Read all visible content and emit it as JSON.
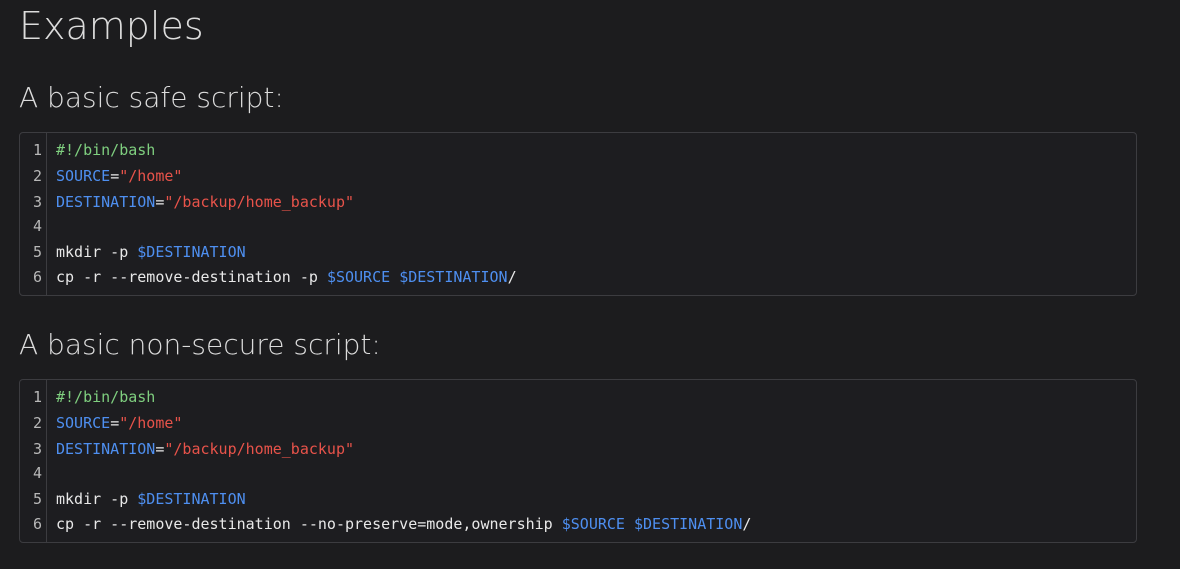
{
  "page": {
    "title": "Examples"
  },
  "sections": [
    {
      "heading": "A basic safe script:",
      "lines": [
        {
          "num": "1",
          "tokens": [
            {
              "type": "comment",
              "text": "#!/bin/bash"
            }
          ]
        },
        {
          "num": "2",
          "tokens": [
            {
              "type": "var",
              "text": "SOURCE"
            },
            {
              "type": "plain",
              "text": "="
            },
            {
              "type": "str",
              "text": "\"/home\""
            }
          ]
        },
        {
          "num": "3",
          "tokens": [
            {
              "type": "var",
              "text": "DESTINATION"
            },
            {
              "type": "plain",
              "text": "="
            },
            {
              "type": "str",
              "text": "\"/backup/home_backup\""
            }
          ]
        },
        {
          "num": "4",
          "tokens": []
        },
        {
          "num": "5",
          "tokens": [
            {
              "type": "plain",
              "text": "mkdir -p "
            },
            {
              "type": "var",
              "text": "$DESTINATION"
            }
          ]
        },
        {
          "num": "6",
          "tokens": [
            {
              "type": "plain",
              "text": "cp -r --remove-destination -p "
            },
            {
              "type": "var",
              "text": "$SOURCE"
            },
            {
              "type": "plain",
              "text": " "
            },
            {
              "type": "var",
              "text": "$DESTINATION"
            },
            {
              "type": "plain",
              "text": "/"
            }
          ]
        }
      ]
    },
    {
      "heading": "A basic non-secure script:",
      "lines": [
        {
          "num": "1",
          "tokens": [
            {
              "type": "comment",
              "text": "#!/bin/bash"
            }
          ]
        },
        {
          "num": "2",
          "tokens": [
            {
              "type": "var",
              "text": "SOURCE"
            },
            {
              "type": "plain",
              "text": "="
            },
            {
              "type": "str",
              "text": "\"/home\""
            }
          ]
        },
        {
          "num": "3",
          "tokens": [
            {
              "type": "var",
              "text": "DESTINATION"
            },
            {
              "type": "plain",
              "text": "="
            },
            {
              "type": "str",
              "text": "\"/backup/home_backup\""
            }
          ]
        },
        {
          "num": "4",
          "tokens": []
        },
        {
          "num": "5",
          "tokens": [
            {
              "type": "plain",
              "text": "mkdir -p "
            },
            {
              "type": "var",
              "text": "$DESTINATION"
            }
          ]
        },
        {
          "num": "6",
          "tokens": [
            {
              "type": "plain",
              "text": "cp -r --remove-destination --no-preserve=mode,ownership "
            },
            {
              "type": "var",
              "text": "$SOURCE"
            },
            {
              "type": "plain",
              "text": " "
            },
            {
              "type": "var",
              "text": "$DESTINATION"
            },
            {
              "type": "plain",
              "text": "/"
            }
          ]
        }
      ]
    }
  ],
  "colors": {
    "background": "#1c1c1e",
    "comment": "#7fcf7f",
    "variable": "#4e8ff0",
    "string": "#e8534a",
    "text": "#e8e8e8"
  }
}
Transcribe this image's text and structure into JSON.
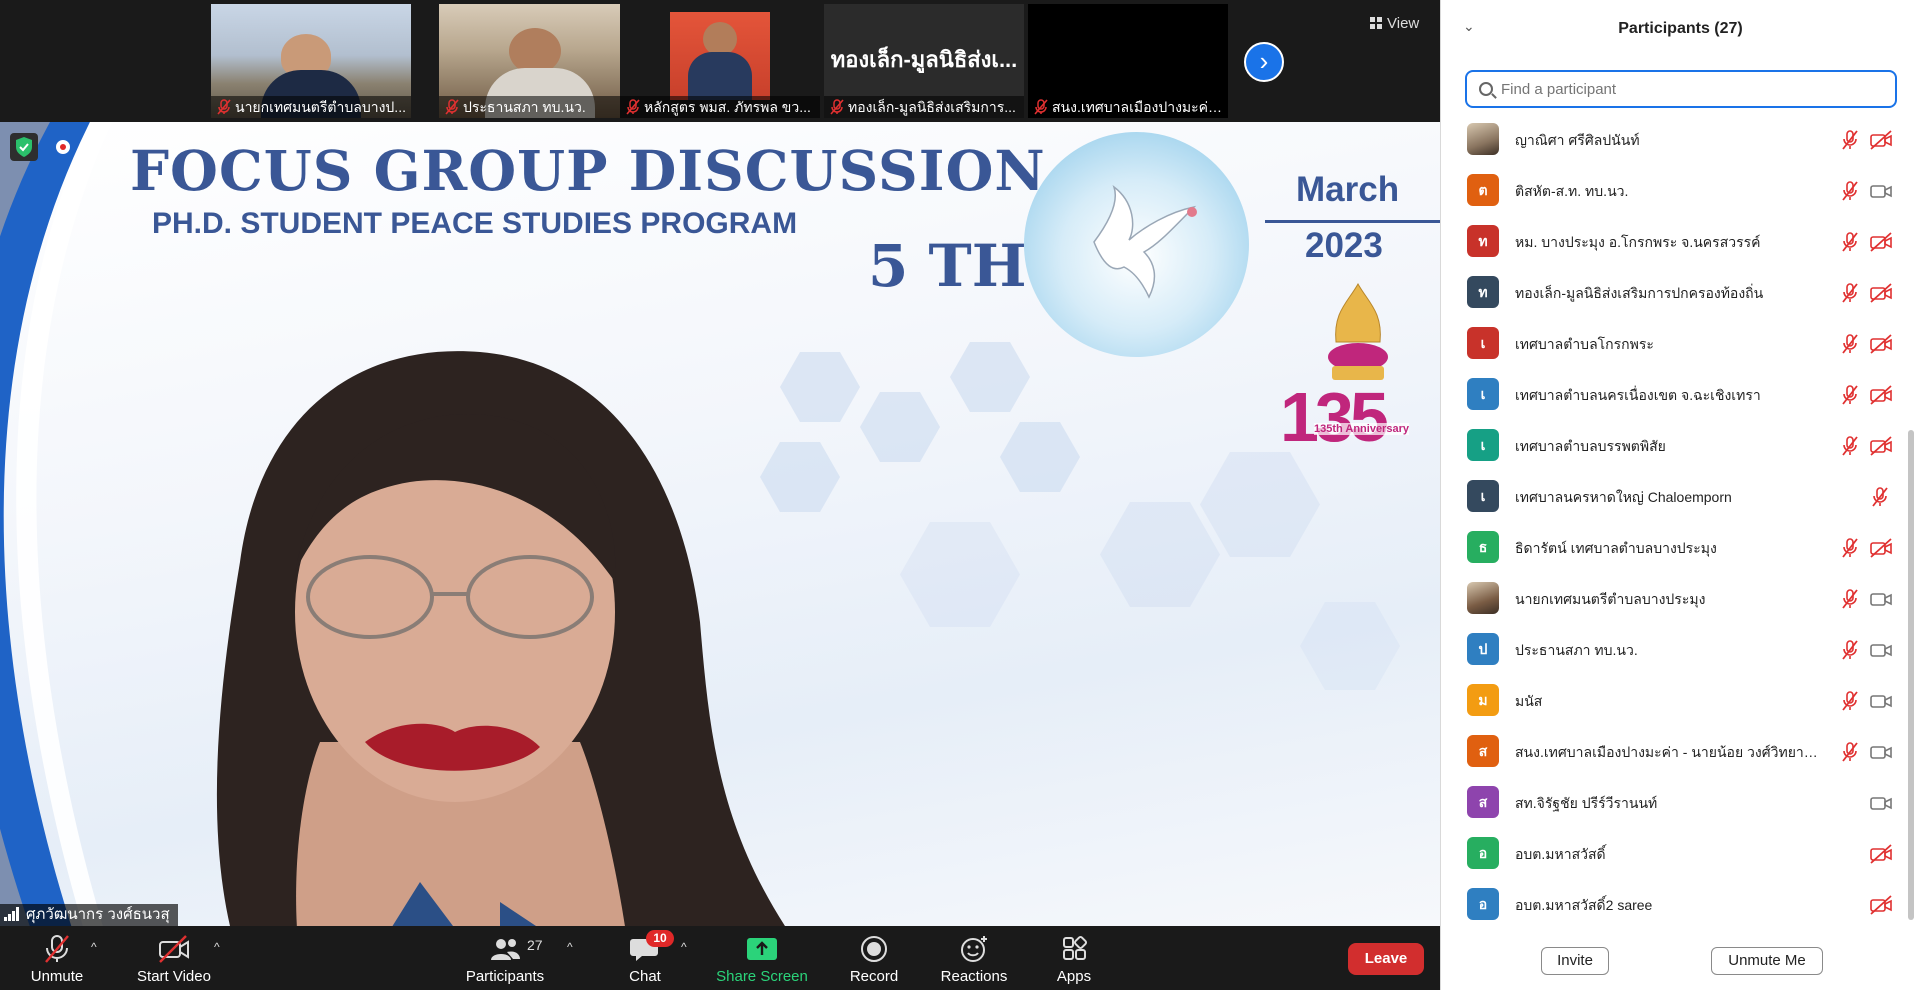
{
  "thumbnails": [
    {
      "name": "นายกเทศมนตรีตำบลบางป...",
      "big_name": ""
    },
    {
      "name": "ประธานสภา ทบ.นว.",
      "big_name": ""
    },
    {
      "name": "หลักสูตร พมส. ภัทรพล ขว...",
      "big_name": ""
    },
    {
      "name": "ทองเล็ก-มูลนิธิส่งเสริมการ...",
      "big_name": "ทองเล็ก-มูลนิธิส่งเ..."
    },
    {
      "name": "สนง.เทศบาลเมืองปางมะค่า ...",
      "big_name": ""
    }
  ],
  "view_label": "View",
  "slide": {
    "title": "FOCUS GROUP DISCUSSION",
    "subtitle": "PH.D. STUDENT PEACE STUDIES PROGRAM",
    "edition": "5 TH",
    "month": "March",
    "year": "2023",
    "anniversary_number": "135",
    "anniversary_text": "135th Anniversary"
  },
  "speaker_name": "ศุภวัฒนากร วงศ์ธนวสุ",
  "toolbar": {
    "unmute": "Unmute",
    "start_video": "Start Video",
    "participants": "Participants",
    "participants_count": "27",
    "chat": "Chat",
    "chat_badge": "10",
    "share_screen": "Share Screen",
    "record": "Record",
    "reactions": "Reactions",
    "apps": "Apps",
    "leave": "Leave"
  },
  "panel": {
    "title": "Participants (27)",
    "search_placeholder": "Find a participant",
    "invite": "Invite",
    "unmute_me": "Unmute Me"
  },
  "participants": [
    {
      "initial": "",
      "name": "ญาณิศา ศรีศิลปนันท์",
      "color": "#8a7560",
      "photo": true,
      "mic": "off",
      "cam": "off"
    },
    {
      "initial": "ต",
      "name": "ติสหัต-ส.ท. ทบ.นว.",
      "color": "#e06010",
      "photo": false,
      "mic": "off",
      "cam": "on"
    },
    {
      "initial": "ท",
      "name": "หม. บางประมุง อ.โกรกพระ จ.นครสวรรค์",
      "color": "#c8322a",
      "photo": false,
      "mic": "off",
      "cam": "off"
    },
    {
      "initial": "ท",
      "name": "ทองเล็ก-มูลนิธิส่งเสริมการปกครองท้องถิ่น",
      "color": "#34495e",
      "photo": false,
      "mic": "off",
      "cam": "off"
    },
    {
      "initial": "เ",
      "name": "เทศบาลตำบลโกรกพระ",
      "color": "#c8322a",
      "photo": false,
      "mic": "off",
      "cam": "off"
    },
    {
      "initial": "เ",
      "name": "เทศบาลตำบลนครเนื่องเขต จ.ฉะเชิงเทรา",
      "color": "#2f7fc1",
      "photo": false,
      "mic": "off",
      "cam": "off"
    },
    {
      "initial": "เ",
      "name": "เทศบาลตำบลบรรพตพิสัย",
      "color": "#16a085",
      "photo": false,
      "mic": "off",
      "cam": "off"
    },
    {
      "initial": "เ",
      "name": "เทศบาลนครหาดใหญ่ Chaloemporn",
      "color": "#34495e",
      "photo": false,
      "mic": "off",
      "cam": "none"
    },
    {
      "initial": "ธ",
      "name": "ธิดารัตน์  เทศบาลตำบลบางประมุง",
      "color": "#27ae60",
      "photo": false,
      "mic": "off",
      "cam": "off"
    },
    {
      "initial": "",
      "name": "นายกเทศมนตรีตำบลบางประมุง",
      "color": "#7a5c44",
      "photo": true,
      "mic": "off",
      "cam": "on"
    },
    {
      "initial": "ป",
      "name": "ประธานสภา ทบ.นว.",
      "color": "#2f7fc1",
      "photo": false,
      "mic": "off",
      "cam": "on"
    },
    {
      "initial": "ม",
      "name": "มนัส",
      "color": "#f39c12",
      "photo": false,
      "mic": "off",
      "cam": "on"
    },
    {
      "initial": "ส",
      "name": "สนง.เทศบาลเมืองปางมะค่า - นายน้อย วงศ์วิทยานันท์...",
      "color": "#e06010",
      "photo": false,
      "mic": "off",
      "cam": "on"
    },
    {
      "initial": "ส",
      "name": "สท.จิรัฐชัย ปรีร์วีรานนท์",
      "color": "#8e44ad",
      "photo": false,
      "mic": "none",
      "cam": "on"
    },
    {
      "initial": "อ",
      "name": "อบต.มหาสวัสดิ์",
      "color": "#27ae60",
      "photo": false,
      "mic": "none",
      "cam": "off"
    },
    {
      "initial": "อ",
      "name": "อบต.มหาสวัสดิ์2 saree",
      "color": "#2f7fc1",
      "photo": false,
      "mic": "none",
      "cam": "off"
    }
  ]
}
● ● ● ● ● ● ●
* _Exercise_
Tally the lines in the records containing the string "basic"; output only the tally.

* _Output for this exercise_
2